views updated

VOWEL QUALITY. A term in phonetics for the property that makes one VOWEL sound different from another: for example, /iː/ as in sheep from /ɪ/ as in ship. The quality of a vowel is determined by the position of the tongue, lips, and lower jaw, and the resulting size and shape of the mouth and pharynx. Vowels are classed as close or open (in British terminology) and high and low (in American terminology) according to whether the tongue is held close to the roof of the mouth or low in the mouth. They are classed as front or back in both terminologies according to whether the body of the tongue is pushed forward or pulled back. They are classed as rounded or spread according to the shape of the lips: for example, the /iː/ in sheep is a close front spread vowel, the /ɪ/ in ship a semihigh front unrounded vowel.

Cardinal vowels

While this general classification provides an approximate description of vowel quality, it is not sufficient to define all the vowels in a system such as English. Some vowels can only be defined in relation to other vowels: for example, /ɛ/ in bet is intermediate between close /ɪ/ in bit and open /æ/ in bat.
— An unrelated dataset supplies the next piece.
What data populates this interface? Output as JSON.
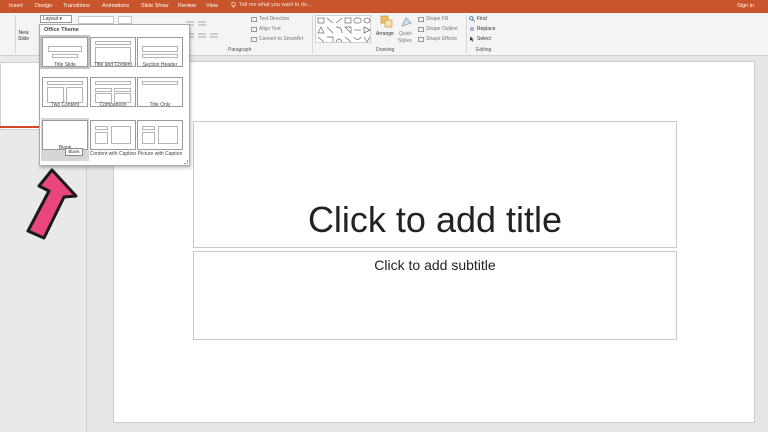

The most widespread method of dealing with relative vowel quality is based on the system of cardinal vowels devised by Daniel JONES. These vowels are used as reference qualities for the vowels of all languages.

Cardinal [i] is produced with the body of the tongue held forward in the mouth, and with the tongue surface as close as possible to the palate without generating turbulence (which would turn it into a consonant). Cardinal [ɑ] is produced with the body of the tongue held back in the mouth, and with the root of the tongue as close as possible to the back wall of the pharynx, again without generating turbulence. The remaining cardinal vowels are placed at equidistant points on the lines from [i] to [ɑ]. The system of cardinal vowels provides a means of describing vowel sounds.

Cardinal [i] has spread lips; from [i] to [ɑ] the vowels become less spread and progressively more lip neutral. From [ɑ] to [u] they are progressively more rounded, and [u] is fully rounded. For ease of reference, the cardinal vowels are numbered anti-clockwise (counter-clockwise) from 1 to 8. The statement ‘a vowel in the region of cardinal 2’ is equivalent to ‘a vowel in the region of [e]’. Both refer to a ‘half-close front spread vowel’. Most vowels in most languages combine lip spreading with frontness, and rounding with backness, as in the primary cardinal vowels, but this is not always the case. Secondary cardinal vowels have the lip positions reversed from those of the primary cardinals, the first five being rounded and the last three spread. These cardinal vowels are numbered anti-clockwise from 9 to 16.